Sonnet 29 is about a speaker who is initially downcast about his loneliness, but becomes happier when he thinks of a friend he loves. It is therefore about the reality of failure and loneliness mixed with the memory of happier times.
Sonnet 29 was written by William Shakespeare. He wrote 154 sonnets in total; this is part of the Fair Youth sequence.
It starts very resentfully and enviously, as the speaker talks about bemoaning his misfortune in the face of other people's success. But as it goes on it becomes apparent that the source of the speaker's bad mood is that he is not with a friend whom he loves. The bad mood is therefore driven by loneliness.

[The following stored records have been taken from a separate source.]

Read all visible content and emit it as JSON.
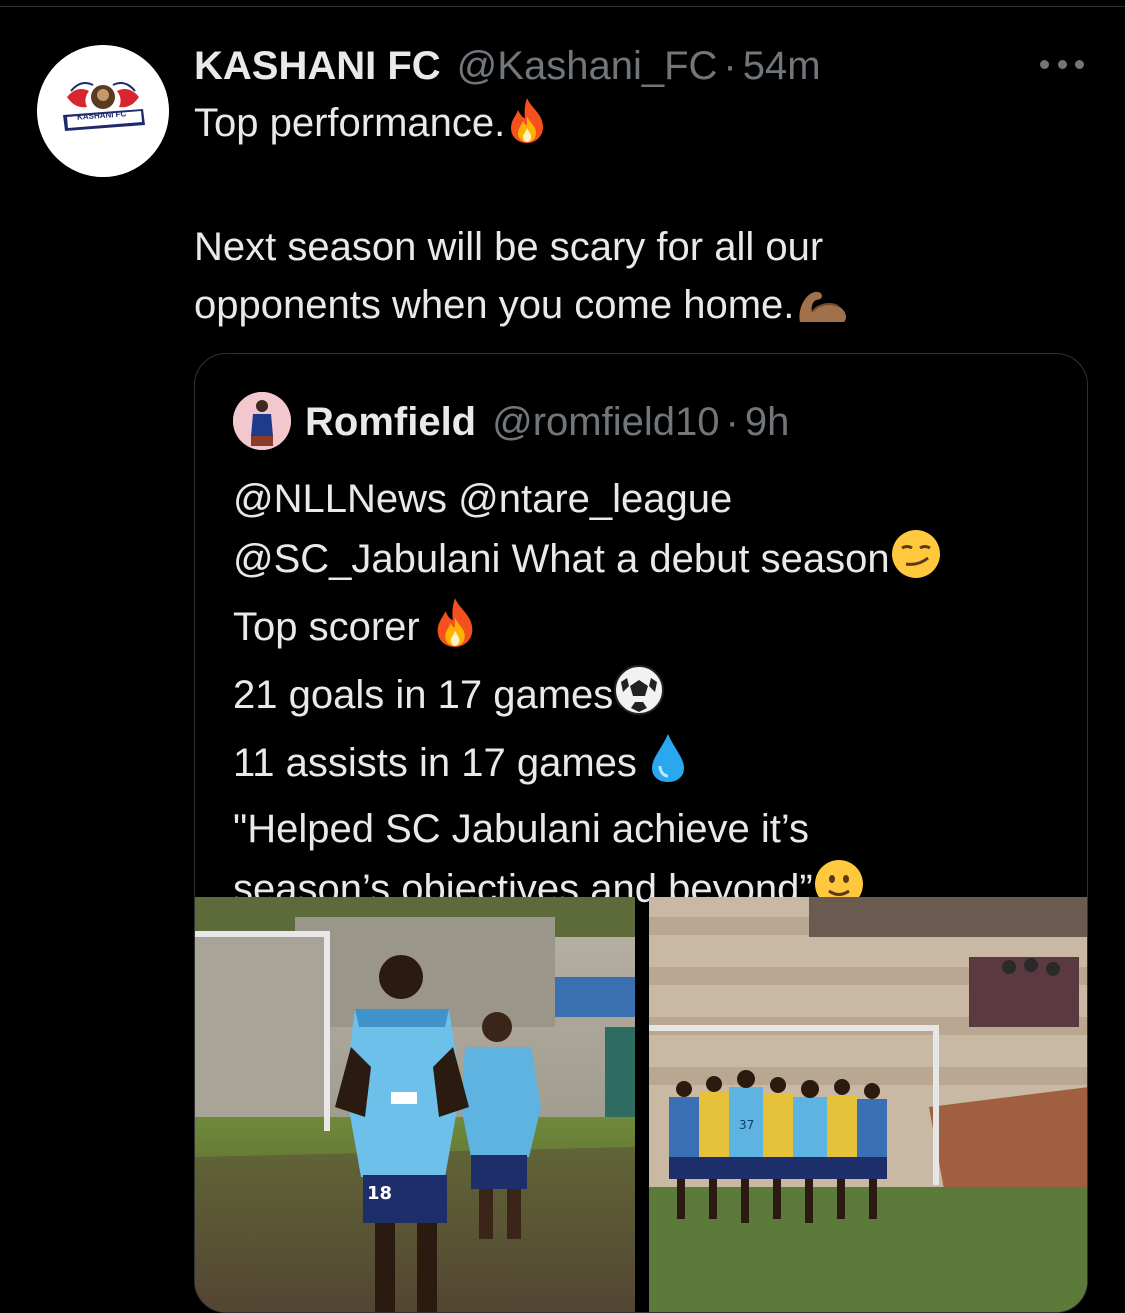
{
  "tweet": {
    "author_name": "KASHANI FC",
    "author_handle": "@Kashani_FC",
    "separator": "·",
    "time": "54m",
    "avatar_logo_text": "KASHANI FC",
    "lines": [
      "Top performance.",
      "Next season will be scary for all our",
      "opponents when you come home."
    ],
    "emojis": [
      "fire-emoji",
      "flexed-biceps-emoji"
    ]
  },
  "quote": {
    "author_name": "Romfield",
    "author_handle": "@romfield10",
    "separator": "·",
    "time": "9h",
    "lines": [
      "@NLLNews @ntare_league",
      "@SC_Jabulani What a debut season",
      "Top scorer ",
      "21 goals in 17 games",
      "11 assists in 17 games ",
      "\"Helped SC Jabulani achieve it’s",
      "season’s objectives and beyond”"
    ],
    "emojis": [
      "smirking-face-emoji",
      "fire-emoji",
      "soccer-ball-emoji",
      "droplet-emoji",
      "slightly-smiling-face-emoji"
    ],
    "photos": [
      {
        "name": "player-celebration-photo",
        "jersey_number": "18"
      },
      {
        "name": "team-huddle-photo",
        "jersey_number": "37"
      }
    ]
  },
  "colors": {
    "background": "#000000",
    "text_primary": "#e7e9ea",
    "text_secondary": "#71767b",
    "border": "#2f3336",
    "jersey_blue": "#5fb3e0"
  }
}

But then the speaker's mood starts to change. This is brought on by thoughts of the man he loves. He starts to feel happy and this then moves on to feelings of hope. The conclusion of the speaker is that despite his feelings of loneliness because his friend is not around, just thinking of him makes him feel good again. He even goes as far as to say that he would not change anything in his life: "I scorn to change my state with kings."